The combination of sugar consumption and chronic stress can be a particularly dangerous one when it comes to individual and public health, researchers caution.
They concluded that individuals who are under significant amounts of stress may be at a higher risk for developing obesity and obesity-related conditions.
Breaking The Cycle
While the World Health Organization cautions us to cut our sugar intake significantly(4), just how to do that remains a struggle for many, especially those living in areas and situations where sugary, processed foods seem like an easy means of stress relief.
But there are natural means of stress relief that don’t involve downing a package of cookies or a bottle of sugary soda.
One alternative – regular, daily exercise – has been proven time and time again as an effective means of dealing not only with stress, but with chronic anxiety and depression as well(5).
Then there’s simply eating healthier – while it doesn’t feel as good in the short term, in the long term it can help your body deal with stress by bolstering your immune system and making you healthier overall.
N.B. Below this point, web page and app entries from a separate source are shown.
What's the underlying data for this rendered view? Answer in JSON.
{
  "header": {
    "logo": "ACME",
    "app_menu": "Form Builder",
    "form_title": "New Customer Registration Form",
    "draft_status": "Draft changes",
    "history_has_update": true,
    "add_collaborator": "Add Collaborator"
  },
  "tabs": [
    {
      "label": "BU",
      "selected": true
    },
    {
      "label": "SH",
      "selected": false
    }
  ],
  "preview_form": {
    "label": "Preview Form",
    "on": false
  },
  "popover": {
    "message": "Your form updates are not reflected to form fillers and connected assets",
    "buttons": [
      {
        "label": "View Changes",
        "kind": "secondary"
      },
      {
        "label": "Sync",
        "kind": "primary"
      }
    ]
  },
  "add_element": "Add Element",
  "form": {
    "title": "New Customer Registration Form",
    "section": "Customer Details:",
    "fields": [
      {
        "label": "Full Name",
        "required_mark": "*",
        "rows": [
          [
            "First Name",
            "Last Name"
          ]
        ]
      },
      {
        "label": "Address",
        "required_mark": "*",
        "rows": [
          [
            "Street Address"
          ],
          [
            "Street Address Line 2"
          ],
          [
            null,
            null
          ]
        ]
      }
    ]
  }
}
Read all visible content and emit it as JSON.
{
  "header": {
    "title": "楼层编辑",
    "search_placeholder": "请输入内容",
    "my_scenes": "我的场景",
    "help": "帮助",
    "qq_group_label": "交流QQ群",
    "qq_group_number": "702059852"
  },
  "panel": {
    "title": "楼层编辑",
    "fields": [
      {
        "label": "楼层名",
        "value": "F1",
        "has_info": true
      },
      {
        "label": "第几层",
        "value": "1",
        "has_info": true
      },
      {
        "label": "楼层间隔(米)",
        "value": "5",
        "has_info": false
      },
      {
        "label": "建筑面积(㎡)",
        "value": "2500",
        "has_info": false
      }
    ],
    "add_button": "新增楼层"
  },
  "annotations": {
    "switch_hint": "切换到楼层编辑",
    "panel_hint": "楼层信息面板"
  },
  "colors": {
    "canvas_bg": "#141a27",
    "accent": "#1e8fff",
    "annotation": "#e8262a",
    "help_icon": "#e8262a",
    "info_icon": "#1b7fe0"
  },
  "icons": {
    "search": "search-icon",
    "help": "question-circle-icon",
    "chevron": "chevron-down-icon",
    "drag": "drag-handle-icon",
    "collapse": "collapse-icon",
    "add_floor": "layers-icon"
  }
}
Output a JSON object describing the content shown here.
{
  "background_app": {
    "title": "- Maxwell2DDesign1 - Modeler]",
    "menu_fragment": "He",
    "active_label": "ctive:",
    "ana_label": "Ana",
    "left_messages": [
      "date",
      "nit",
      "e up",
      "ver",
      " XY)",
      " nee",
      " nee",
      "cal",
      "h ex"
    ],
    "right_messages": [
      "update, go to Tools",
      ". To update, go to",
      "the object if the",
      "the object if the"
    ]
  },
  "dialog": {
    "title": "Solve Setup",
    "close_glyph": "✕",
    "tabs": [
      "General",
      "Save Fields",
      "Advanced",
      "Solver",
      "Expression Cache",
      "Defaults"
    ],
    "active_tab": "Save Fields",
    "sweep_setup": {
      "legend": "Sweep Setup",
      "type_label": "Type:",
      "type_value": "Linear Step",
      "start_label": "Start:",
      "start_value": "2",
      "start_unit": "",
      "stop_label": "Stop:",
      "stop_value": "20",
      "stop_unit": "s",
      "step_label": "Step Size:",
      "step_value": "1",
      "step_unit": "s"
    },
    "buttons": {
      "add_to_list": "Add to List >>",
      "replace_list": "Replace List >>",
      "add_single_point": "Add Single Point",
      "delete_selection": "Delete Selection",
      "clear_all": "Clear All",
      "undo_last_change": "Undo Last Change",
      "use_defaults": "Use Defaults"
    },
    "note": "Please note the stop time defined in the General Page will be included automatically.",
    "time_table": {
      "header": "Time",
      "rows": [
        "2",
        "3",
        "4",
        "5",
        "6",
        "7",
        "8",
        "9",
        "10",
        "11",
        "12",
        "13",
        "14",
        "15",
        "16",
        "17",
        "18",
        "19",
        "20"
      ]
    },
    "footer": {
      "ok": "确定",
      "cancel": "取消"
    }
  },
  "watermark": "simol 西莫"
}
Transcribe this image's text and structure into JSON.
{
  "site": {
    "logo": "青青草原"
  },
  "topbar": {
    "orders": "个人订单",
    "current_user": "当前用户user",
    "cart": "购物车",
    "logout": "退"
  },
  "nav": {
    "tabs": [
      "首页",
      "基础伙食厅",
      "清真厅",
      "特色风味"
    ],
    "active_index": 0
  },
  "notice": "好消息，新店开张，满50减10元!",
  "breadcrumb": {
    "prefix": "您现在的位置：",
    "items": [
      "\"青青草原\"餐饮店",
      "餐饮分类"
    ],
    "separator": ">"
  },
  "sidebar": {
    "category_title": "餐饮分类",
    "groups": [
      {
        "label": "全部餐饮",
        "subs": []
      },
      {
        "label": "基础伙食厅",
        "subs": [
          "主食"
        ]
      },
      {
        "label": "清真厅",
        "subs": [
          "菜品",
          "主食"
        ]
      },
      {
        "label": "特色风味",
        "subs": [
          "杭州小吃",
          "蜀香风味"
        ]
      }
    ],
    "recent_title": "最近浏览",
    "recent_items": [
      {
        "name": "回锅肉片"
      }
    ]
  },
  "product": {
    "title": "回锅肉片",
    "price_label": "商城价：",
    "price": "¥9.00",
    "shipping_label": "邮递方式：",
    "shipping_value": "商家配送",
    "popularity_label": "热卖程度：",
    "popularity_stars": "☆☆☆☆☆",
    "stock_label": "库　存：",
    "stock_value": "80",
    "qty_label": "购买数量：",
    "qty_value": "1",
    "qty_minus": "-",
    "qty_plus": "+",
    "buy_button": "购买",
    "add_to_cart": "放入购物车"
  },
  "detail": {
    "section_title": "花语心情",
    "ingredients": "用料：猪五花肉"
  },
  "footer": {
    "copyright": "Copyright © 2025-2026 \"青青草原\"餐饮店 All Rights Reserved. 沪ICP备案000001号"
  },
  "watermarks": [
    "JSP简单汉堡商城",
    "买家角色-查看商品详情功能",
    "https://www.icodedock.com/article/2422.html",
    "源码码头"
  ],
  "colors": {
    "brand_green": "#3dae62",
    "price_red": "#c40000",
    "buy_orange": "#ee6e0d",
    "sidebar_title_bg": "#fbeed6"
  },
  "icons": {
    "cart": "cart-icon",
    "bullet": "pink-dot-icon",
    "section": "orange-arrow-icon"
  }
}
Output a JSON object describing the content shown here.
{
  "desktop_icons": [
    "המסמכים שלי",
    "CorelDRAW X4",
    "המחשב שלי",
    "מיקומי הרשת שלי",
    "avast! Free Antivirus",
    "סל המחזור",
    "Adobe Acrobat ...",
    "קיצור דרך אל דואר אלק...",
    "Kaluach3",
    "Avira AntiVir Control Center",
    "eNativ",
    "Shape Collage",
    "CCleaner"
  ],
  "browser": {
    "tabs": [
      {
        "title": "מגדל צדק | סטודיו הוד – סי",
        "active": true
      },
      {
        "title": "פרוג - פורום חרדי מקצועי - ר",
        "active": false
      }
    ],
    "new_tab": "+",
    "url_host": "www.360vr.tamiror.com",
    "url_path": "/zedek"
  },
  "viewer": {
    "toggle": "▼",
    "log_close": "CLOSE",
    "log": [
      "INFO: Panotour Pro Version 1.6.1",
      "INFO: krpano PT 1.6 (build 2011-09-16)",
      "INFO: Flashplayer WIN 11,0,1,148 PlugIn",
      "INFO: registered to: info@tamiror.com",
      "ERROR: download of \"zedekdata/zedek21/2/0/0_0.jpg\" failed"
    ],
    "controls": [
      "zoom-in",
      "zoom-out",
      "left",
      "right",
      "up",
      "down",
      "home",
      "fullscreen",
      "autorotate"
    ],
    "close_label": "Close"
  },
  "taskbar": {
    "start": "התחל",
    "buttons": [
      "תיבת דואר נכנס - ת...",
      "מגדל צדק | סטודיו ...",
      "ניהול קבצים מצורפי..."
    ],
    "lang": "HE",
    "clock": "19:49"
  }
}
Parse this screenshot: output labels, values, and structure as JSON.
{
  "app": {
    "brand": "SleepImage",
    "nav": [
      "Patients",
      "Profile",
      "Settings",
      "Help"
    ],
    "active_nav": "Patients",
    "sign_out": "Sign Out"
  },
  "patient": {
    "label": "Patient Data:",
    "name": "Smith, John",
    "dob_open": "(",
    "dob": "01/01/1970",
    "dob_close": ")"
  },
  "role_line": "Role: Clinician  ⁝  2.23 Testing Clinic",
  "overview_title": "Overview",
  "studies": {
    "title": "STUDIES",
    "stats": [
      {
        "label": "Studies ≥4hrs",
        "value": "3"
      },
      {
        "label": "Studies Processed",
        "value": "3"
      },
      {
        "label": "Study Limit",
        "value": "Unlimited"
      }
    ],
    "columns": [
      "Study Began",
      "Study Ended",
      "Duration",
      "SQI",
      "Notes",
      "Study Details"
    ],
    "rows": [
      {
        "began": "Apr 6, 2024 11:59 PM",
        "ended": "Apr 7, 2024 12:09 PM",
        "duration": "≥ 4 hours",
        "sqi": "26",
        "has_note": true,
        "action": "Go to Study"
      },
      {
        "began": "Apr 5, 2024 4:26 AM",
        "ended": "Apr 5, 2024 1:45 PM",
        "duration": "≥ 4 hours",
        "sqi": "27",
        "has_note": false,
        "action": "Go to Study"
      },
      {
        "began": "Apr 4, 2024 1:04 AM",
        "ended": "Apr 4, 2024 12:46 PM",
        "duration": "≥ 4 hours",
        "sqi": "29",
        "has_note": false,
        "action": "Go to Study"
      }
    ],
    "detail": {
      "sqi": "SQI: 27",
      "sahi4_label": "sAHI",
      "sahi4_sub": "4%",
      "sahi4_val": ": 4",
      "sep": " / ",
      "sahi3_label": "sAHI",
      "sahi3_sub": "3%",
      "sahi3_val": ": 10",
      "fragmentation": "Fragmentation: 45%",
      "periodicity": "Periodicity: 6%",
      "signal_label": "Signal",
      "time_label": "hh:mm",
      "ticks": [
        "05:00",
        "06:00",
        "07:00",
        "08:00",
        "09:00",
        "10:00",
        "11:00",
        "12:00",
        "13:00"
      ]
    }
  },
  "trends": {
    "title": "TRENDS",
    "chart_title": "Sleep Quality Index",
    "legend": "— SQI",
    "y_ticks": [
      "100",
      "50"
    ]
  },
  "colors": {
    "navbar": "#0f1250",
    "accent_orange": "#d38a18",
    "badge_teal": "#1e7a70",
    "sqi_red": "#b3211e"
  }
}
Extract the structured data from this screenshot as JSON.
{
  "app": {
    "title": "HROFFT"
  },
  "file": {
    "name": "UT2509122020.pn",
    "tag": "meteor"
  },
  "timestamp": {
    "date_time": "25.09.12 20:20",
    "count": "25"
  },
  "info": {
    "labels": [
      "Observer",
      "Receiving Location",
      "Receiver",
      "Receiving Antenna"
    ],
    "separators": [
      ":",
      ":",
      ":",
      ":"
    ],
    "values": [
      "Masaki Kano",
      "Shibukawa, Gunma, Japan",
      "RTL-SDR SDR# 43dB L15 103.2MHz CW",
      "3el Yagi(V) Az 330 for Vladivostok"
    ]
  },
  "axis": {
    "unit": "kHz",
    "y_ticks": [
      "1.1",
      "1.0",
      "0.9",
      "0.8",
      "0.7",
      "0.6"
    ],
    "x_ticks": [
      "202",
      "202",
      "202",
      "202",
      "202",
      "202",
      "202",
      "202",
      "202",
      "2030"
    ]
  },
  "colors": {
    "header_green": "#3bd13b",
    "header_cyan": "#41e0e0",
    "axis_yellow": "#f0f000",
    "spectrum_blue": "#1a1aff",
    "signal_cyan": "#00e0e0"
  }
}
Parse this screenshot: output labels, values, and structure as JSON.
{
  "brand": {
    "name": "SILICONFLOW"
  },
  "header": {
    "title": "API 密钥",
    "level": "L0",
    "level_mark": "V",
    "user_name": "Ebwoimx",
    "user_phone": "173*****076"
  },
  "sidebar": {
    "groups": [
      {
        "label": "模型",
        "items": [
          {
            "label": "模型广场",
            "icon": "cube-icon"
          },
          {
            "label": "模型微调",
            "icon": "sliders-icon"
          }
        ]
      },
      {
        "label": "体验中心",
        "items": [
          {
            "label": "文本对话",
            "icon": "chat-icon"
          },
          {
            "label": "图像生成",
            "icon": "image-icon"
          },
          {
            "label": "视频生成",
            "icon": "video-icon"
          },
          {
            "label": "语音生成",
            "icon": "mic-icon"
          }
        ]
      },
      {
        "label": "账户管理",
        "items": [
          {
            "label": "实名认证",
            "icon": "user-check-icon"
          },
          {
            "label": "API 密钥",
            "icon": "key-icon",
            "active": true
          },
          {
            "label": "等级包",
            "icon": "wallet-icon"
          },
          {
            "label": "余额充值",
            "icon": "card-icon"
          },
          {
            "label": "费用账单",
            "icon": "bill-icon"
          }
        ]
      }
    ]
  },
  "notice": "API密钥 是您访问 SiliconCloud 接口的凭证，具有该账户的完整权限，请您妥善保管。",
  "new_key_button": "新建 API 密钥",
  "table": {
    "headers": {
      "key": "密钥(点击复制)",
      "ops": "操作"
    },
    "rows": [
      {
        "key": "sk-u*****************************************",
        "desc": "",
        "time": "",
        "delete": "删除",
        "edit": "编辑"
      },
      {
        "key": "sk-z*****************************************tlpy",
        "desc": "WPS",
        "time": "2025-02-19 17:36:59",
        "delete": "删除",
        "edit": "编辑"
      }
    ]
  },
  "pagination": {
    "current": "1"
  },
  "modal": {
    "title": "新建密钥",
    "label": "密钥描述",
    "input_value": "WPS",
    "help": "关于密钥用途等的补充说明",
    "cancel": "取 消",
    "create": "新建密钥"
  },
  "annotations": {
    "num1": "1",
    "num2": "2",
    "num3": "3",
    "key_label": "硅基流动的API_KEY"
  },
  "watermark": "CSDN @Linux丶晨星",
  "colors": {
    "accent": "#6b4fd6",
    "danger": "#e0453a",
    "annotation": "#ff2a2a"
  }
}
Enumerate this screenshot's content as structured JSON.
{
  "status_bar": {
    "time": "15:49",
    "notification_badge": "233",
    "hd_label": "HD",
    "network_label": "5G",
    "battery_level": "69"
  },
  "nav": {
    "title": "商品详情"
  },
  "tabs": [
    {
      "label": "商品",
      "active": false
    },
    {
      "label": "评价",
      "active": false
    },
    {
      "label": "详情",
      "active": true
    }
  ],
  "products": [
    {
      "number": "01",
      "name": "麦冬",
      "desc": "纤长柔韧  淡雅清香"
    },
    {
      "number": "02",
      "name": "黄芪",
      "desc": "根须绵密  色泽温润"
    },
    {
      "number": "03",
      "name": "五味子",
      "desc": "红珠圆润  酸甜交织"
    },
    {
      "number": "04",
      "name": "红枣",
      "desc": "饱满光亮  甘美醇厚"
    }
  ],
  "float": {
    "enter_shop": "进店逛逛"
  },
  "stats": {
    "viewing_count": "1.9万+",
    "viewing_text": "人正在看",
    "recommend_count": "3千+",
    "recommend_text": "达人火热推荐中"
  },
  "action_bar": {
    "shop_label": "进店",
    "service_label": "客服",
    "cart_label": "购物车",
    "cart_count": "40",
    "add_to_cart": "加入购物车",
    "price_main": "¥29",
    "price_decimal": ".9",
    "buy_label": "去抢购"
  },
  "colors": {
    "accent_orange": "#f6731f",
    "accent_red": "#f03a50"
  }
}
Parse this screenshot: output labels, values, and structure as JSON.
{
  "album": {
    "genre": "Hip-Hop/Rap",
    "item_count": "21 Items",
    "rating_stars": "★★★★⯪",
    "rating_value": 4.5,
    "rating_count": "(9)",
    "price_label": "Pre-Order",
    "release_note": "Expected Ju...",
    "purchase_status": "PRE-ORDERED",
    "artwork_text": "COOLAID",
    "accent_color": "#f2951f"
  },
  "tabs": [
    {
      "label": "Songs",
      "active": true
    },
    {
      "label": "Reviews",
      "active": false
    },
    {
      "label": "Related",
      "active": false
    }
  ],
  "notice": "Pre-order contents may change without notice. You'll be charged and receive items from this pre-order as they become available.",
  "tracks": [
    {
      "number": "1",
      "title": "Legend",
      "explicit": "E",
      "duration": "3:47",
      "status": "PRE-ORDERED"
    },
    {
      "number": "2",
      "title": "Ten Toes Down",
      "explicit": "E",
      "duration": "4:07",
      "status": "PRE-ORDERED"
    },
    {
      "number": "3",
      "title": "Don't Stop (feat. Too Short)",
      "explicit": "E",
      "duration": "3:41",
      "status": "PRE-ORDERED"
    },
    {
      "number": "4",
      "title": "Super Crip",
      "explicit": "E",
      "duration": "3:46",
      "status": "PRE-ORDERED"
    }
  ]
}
So before you reach for a bottle of sweet tea or a candy bar, ask yourself: are you indulging because you’re feeling stressed? If so, make a conscious choice to break the stress-food cycle and try going for a run instead. It may help prevent you from forming dangerous habits in the future.